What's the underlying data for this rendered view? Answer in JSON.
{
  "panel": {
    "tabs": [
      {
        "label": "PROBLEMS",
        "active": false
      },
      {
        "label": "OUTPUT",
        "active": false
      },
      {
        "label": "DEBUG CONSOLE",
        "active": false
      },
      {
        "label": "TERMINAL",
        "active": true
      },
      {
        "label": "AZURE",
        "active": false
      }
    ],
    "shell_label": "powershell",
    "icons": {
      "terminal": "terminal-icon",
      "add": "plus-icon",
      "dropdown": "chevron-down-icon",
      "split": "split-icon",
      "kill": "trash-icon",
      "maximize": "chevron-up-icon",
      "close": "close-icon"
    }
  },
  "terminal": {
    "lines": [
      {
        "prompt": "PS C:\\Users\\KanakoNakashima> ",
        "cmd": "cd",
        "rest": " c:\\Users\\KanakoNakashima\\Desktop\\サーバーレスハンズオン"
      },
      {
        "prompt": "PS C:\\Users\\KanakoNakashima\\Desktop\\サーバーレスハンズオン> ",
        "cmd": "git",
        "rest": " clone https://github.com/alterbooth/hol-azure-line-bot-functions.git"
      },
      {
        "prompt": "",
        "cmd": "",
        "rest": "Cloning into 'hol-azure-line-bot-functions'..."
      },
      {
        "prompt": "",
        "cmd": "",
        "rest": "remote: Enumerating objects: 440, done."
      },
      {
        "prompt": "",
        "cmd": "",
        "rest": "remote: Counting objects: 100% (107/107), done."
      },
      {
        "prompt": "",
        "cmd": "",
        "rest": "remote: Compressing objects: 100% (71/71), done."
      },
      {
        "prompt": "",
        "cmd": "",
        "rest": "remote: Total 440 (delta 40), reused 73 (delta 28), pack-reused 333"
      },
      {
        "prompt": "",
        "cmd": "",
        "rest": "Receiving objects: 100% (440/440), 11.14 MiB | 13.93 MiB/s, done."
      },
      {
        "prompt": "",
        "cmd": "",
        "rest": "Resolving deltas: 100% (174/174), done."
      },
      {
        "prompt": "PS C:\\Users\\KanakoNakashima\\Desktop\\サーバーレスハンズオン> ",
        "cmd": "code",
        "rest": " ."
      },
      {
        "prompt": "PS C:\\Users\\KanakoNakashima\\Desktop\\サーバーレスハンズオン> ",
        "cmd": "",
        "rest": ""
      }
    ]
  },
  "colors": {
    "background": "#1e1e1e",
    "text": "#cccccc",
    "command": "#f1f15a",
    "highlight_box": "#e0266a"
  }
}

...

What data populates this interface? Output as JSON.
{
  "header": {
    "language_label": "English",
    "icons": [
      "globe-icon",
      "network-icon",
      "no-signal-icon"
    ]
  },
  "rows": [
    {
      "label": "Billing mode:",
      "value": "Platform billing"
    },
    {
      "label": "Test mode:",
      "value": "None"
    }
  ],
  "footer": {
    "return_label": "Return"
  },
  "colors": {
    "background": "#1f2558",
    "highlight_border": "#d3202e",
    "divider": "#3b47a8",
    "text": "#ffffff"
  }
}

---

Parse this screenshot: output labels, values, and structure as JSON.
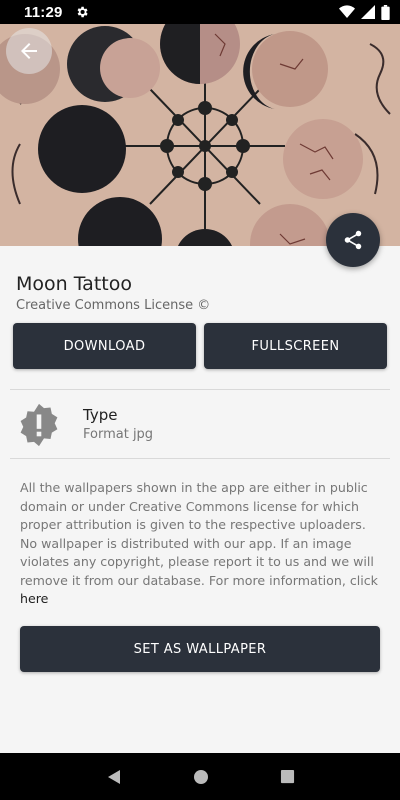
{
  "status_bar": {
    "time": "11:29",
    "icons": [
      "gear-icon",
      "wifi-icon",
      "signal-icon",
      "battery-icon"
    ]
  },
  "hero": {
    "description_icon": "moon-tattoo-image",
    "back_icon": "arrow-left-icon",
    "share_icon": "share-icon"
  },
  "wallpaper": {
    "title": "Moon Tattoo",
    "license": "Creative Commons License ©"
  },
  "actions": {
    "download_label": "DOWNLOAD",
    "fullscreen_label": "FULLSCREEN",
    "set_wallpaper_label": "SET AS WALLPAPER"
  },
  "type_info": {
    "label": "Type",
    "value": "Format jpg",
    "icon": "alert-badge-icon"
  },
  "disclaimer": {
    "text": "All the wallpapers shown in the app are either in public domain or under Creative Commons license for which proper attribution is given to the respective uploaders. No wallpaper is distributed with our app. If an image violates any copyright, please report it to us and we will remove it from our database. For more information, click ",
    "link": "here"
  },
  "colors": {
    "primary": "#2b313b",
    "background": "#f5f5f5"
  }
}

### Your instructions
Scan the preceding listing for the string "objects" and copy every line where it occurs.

### Output
        "rest": "remote: Enumerating objects: 440, done."
        "rest": "remote: Counting objects: 100% (107/107), done."
        "rest": "remote: Compressing objects: 100% (71/71), done."
        "rest": "Receiving objects: 100% (440/440), 11.14 MiB | 13.93 MiB/s, done."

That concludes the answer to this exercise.